Will Frith

» As it Cools

A blog about the emerging specialty coffee industry in Vietnam, as well as the growing third-wave coffee culture in Saigon

Windmills Cafe, Downtown Đà Lạt

Nice, sunny corner near the tourist area behind the main market Windmills has 3 stores throughout Đà Lạt, one about a block away from the central market area, another one about 10 blocks downhill from the same area (pictured), and one about 2km the other direction on a road full of resorts, hotels and fancy bars. Vy, the managing partner, also runs a local flower business (one of Đà Lạt's larger agricultural exports - along with coffee, tea and vegetables - a variety of flowers with Chrysanthemum and Hydrangea being the most prized types). They are definitely the top dogs in a new generation of young, hip operators currently making up the Đà Lạt espresso explosion.

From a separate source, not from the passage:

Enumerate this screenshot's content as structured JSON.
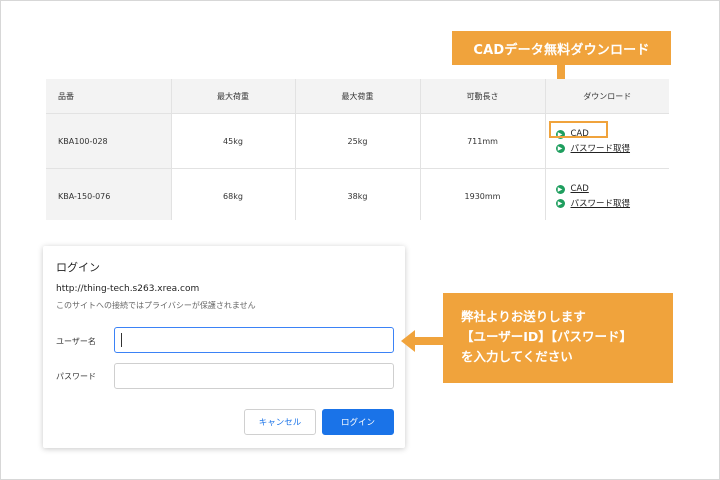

Lots of raw wood, and good colors

Their build-outs all share the cute raw wood theme, with brightly colored accents that stand out well against a muted background. Their simplicity is a nice break in this land of bright plastic and seizure-inducing light installations, and the music is consistently at tasteful volumes (regardless of the content, which seems to be staff-run). The espresso menu is pretty simple, along with a variety of flavored syrup-laden blended shakes (tropical fruit and espresso options) and Italian Sodas. I usually stick with straight espresso or tiny Americano, with the occasional lychee shake if I'm feeling adventurous.

Latte art is the norm for hot drinks, with hearts being the favorite pour, and the milk is steamed well - silky foam, mostly bubble-free and served in tasteful sizes (6-10 oz).


Double Espresso, about 2.5oz, crema quickly vanishing


The espressos and Americanos have been consistently prepared, and there's always a nicely-colored (albeit thin-textured) crema floating on top. A Robusta-Catimor blend, it's not the tastiest, but they are doing well with what they've got. No acidity and very little sweetness, burnt chocolate and nutty-earthy finish.

The staff knows nothing about the coffee roaster/purveyor, and I only know what's in the blend thanks to a local expat-friend who has been working with them (on-bar espresso and milk preparation training sessions). He says that he asked to visit the roaster, and they quickly shut him down, saying that they don't allow visitors to the facility.

I'm finding that, on the vendor side, this is the usual mode of business here, with people guarding their "trade secrets" with an iron curtain. Sounds pretty familiar to me, the old pre-3rd wave approach of opaqueness and generic blends, and one-person brain trust operations. No coffee peers, guilds or information sharing... sounds pretty lonely to me. I sure hope there are some folks who want to collaborate soon! Perhaps it starts with enthusiastic, curious and demanding baristas, as it has in other places. I think this calls for a local latte art and barista appreciation event...